Simple Ways To Make The Most Of A Floral Arrangement

Protocol for your bringing your new stems home may seem as simple as finding a vase and pouring some water, but a few more steps can ensure a longer life span of your flowers and make them look better while they grace your halls. If your flowers came with a packet of "flower food," you can certainly add that, but other on-hand ingredients can make a big difference as well.

Reader's Digest suggests pouring soda into the bottom of the vase as a way to spur healthy growth. Apparently, the sugar content acts as nutrients for the stems, helping them stay strong for longer. But, don't dump a whole can in — stick with a fourth of a cup here and there. Clear sodas work best for flowers in transparent vases as well. You can also make a cocktail for your stems by adding a few drops of vodka. Killing off bacteria within the vase, the alcohol helps keep your glassware clean and your flowers fresh. Add a teaspoon of sugar and change the water at least every other day for best results. 

Keeping the water clean is one of the most important components of keeping healthy stems. Instead of filling the vase once and only adding clean water when you notice it getting murky, it's best to stay on top of it by changing every few days. Crushed aspirin, bleach, and apple cider vinegar all work as antibacterial agents that you can add to the water in the meantime, Reader's Digest explains.

Keep the leaves out of the water

Beyond keeping the water fresh with an added household ingredient, it's important to keep the leaves out of the water. Cosmopolitan notes that soggy leaves can spread bacteria in the vase after they rot — leading to that unpleasant smell, murky water, and drooping blossoms. Before you even put your stems into the vase, remove the leaves and cut the bottoms of the flowers. The outlet suggests doing so at a 45-degree angle, about an inch away from the bottom. With an increased surface area, your flowers can absorb more of the water that they need to stay strong.

Now that you've cut them and given them the nutrients they need, you can turn your attention to closed off blossoms. According to Cosmo, you can grab the flowers that have yet to bloom and place them in warm water for one minute before moving them into cold water for 20 minutes. This will help them open fully and stay in bloom in your home!

Finally, grab a penny from your wallet and make a wish while you drop it into your vase. The copper from the coin works to fend off bacteria and fungus from growing within the vessel. The outlet suggests aiming to use a penny minted prior to 1982, when the government started using less of the alloy in the coins. 

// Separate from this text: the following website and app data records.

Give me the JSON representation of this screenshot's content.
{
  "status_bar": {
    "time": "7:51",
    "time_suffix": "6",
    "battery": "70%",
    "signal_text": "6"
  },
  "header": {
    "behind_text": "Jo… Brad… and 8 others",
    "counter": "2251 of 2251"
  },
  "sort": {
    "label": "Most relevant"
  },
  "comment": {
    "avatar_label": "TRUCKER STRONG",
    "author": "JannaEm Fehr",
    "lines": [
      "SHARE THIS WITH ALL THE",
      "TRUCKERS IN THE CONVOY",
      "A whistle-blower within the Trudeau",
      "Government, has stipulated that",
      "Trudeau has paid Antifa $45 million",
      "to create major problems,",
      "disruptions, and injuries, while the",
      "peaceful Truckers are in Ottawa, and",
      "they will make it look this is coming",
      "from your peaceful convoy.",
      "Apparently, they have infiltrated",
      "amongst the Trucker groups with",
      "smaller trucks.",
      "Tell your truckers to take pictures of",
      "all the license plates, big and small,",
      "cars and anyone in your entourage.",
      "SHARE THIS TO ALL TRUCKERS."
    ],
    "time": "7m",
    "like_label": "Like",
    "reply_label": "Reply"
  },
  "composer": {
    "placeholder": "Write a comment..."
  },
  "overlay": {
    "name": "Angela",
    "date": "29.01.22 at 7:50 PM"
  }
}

While keeping your flowers alive isn't rocket science, there are a few ways to care for your blossoms in a way that supports their longevity — giving you the most of your blooms for longer!